13 May 2014

Interview with Matthew Taylor and Oriel Morrison, CNBC

SUBJECTS: Budget 2014-15

This is a transcript of the Parliamentary Secretary to the Treasurer's interview CNBC. The main topic discussed was the Budget 2014-15


Let’s get more on what we might be able to or might not be able to expect in the Budget later on today. Steve Ciobo is the Parliamentary Secretary to the Treasurer, joining us now. Steve, thanks very much for speaking to us. I know you’re not going to be able to tell me what’s going to be hard and fast in the budget, we’ll get those details when we go into the lock-up shortly. There’s some concern out there that cuts we might see to spending could really derail the green shoots that we’re seeing in the domestic side of the economy. Of course, we’re rebalancing from that mining-led investment boom into domestic consumption fears that some things, for instance, the debt levy on higher income earners might derail confidence – how are you going to mitigate that if it happens?
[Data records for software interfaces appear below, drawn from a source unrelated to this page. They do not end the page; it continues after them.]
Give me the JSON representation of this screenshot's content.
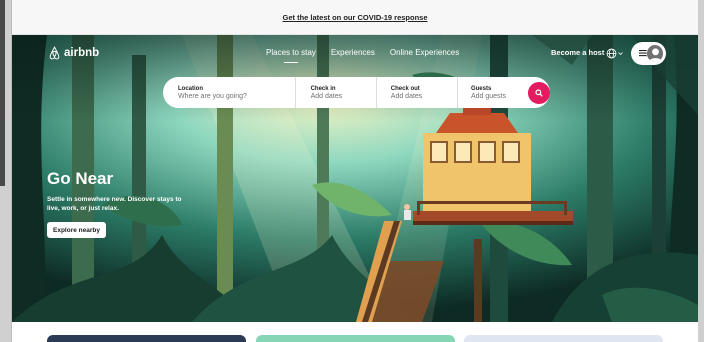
{
  "banner": {
    "link": "Get the latest on our COVID-19 response"
  },
  "brand": {
    "name": "airbnb",
    "accent": "#e31c5f"
  },
  "nav": {
    "tabs": [
      {
        "label": "Places to stay",
        "active": true
      },
      {
        "label": "Experiences",
        "active": false
      },
      {
        "label": "Online Experiences",
        "active": false
      }
    ],
    "host": "Become a host",
    "globe_icon": "globe-icon",
    "menu_icon": "hamburger-icon",
    "avatar_icon": "user-avatar-icon"
  },
  "search": {
    "location": {
      "label": "Location",
      "placeholder": "Where are you going?"
    },
    "checkin": {
      "label": "Check in",
      "placeholder": "Add dates"
    },
    "checkout": {
      "label": "Check out",
      "placeholder": "Add dates"
    },
    "guests": {
      "label": "Guests",
      "placeholder": "Add guests"
    },
    "button_icon": "search-icon"
  },
  "hero": {
    "title": "Go Near",
    "subtitle": "Settle in somewhere new. Discover stays to live, work, or just relax.",
    "cta": "Explore nearby"
  },
  "cards": {
    "colors": [
      "#2b3a55",
      "#86d6b5",
      "#dfe6f2"
    ]
  }
}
Of course, we’re very mindful of the potential impact from fiscal consolidation. None of us want the outcome to be that there is a slowdown. So we have been mindful of that in terms of the fiscal consolidation pathway that we’ve got, in addition to that what we’re also doing though, is to make sure we’re shifting from a consumption short-term budget towards an investment budget with a longer-term focus. A key part of it which the Treasurer has already outlined is what we’re doing in terms of the roads projects and the roads funding. So a key part of that is going to see stimulation across the economy as a result of our very big infrastructure projects.
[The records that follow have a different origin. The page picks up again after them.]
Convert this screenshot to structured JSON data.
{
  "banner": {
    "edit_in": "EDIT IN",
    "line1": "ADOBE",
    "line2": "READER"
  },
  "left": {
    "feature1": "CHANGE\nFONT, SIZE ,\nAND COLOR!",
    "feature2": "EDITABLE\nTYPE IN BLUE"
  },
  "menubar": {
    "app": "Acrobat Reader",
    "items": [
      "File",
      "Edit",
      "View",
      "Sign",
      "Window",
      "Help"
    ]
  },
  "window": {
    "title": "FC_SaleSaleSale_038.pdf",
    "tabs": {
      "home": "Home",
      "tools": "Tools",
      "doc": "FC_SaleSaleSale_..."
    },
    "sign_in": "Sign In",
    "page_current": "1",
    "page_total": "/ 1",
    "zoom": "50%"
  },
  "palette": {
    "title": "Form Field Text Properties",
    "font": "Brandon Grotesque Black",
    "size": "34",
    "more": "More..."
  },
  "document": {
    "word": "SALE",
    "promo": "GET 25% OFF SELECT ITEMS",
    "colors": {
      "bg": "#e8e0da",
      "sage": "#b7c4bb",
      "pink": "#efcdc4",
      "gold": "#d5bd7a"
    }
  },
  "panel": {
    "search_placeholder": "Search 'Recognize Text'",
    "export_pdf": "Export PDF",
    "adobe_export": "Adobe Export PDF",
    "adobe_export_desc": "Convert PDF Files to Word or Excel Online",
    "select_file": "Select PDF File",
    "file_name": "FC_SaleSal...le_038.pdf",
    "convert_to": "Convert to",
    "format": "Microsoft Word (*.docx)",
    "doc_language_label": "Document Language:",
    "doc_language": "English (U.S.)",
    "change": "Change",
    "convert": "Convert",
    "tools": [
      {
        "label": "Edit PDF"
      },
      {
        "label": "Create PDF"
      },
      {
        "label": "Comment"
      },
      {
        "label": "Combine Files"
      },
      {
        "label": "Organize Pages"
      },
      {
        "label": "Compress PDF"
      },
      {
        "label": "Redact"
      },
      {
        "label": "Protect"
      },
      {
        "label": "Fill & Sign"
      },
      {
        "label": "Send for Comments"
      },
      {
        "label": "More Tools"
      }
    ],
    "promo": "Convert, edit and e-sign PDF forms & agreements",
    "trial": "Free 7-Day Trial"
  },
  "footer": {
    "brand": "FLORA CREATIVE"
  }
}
We’ve already heard that, that it’s about $80 Billion over six years from a mix of state and federal funding. Where else will the infrastructure story be played out? Because that was for a roads package – what else can we expect later-on today?


Well, I’m not going to disclose any great surprises to you. You’ll have to wait until the Budget tonight, but obviously we are very focused, and the Prime Minister has said time and time again that wants to be an ‘infrastructure Prime Minister’ so our focus is going to be about making sure that we see investment in productive infrastructure a shift away from short-term spending and I think ultimately that’s going to be in the best interest of all Australians.


Singapore has a question for you.


Thank-you so much for that Steve, it Oriel here in Singapore. I’m interested in the impact that you think the Budget’s going to have on business, big business and small business in Australia. Of course we’ve talked a lot over the last few years about the Mining Tax which is obviously no longer on the table, has there been any discussions about another form of tax that might be similar to that one?

CIOBO: Well not under the Coalition. We’re very focused on making sure we keep taxes as low as possible Oriel. We want to make sure that we’ve got a credible pathway back to a surplus, we want to make sure that we’ve got fiscal consolidation that ultimately is going to be in the long-term interests of all Australians. So we’re not looking at imposing any surprise taxes or anything like that. In fact Oriel, we’re still fighting to get the Opposition to agree to the mandate that we clearly had from the last election; which it to abolish the Carbon Tax and the Mining Tax. So we ask the Labor Party again to get out of the way; let us do what we were elected to do – and that’s to reduce the overall tax burden on the Australian people.


But we are likely to get higher taxes of some form coming through in the Budget, right Steve?


Well look there is a lot of speculation in relation to there being a temporary deficit levy on Australia’s highest income earners – we’re talking about the top three or four per cent of income earners. Now ideally, we wouldn’t do this. But the reality is that we have to fight a very strong headwind, and that strong headwind was the former government which spent like there was no tomorrow Oriel, which actually led to an outcome where we have $123 billion of cumulative budget deficits which have been forecast - a debt pathway which was going to see us arrive at $667 billion worth of debt. In our view this is not something that is sustainable, it’s not something that we want to see continue, it’s not something we want to reach. We’re taking concrete steps to make structural changes in this year’s budget to make sure that we start to undo all that crazy spending and get us on a more fiscally consolidated platform so that we don’t see the kind of debt and deficit that we were projected to reach.


You mention that before the election the Prime Minister said that there would be no new taxes and that taxes would be lower under the Coalition, yet you just referred to the likely deficit tax levy that we could see later on, and there’s been a lot made, particularly in the domestic media here in Australia about broken promises from the Prime Minister. What do you have to say then to the community and to business who believed that there wasn’t going to be any new taxes, but then it looks like we might get one.


I think the Australian people understood that when we went into the last election that we were going to do several things: we said that we’d stop the boats and all the costs associated with an influx of some 50,000 asylum seekers; we said that we’d invest in productive infrastructure and in particular we want to focus on building roads; we said that we’d get the budget back on a pathway to being sustainable and back on a pathway to getting back into the black. That’s what tonight is going to be about.


We’re out of time. We’ll let you go, I imagine go into the lock-up now as everyone else is doing, Steve Ciobo, thanks so much for joining us.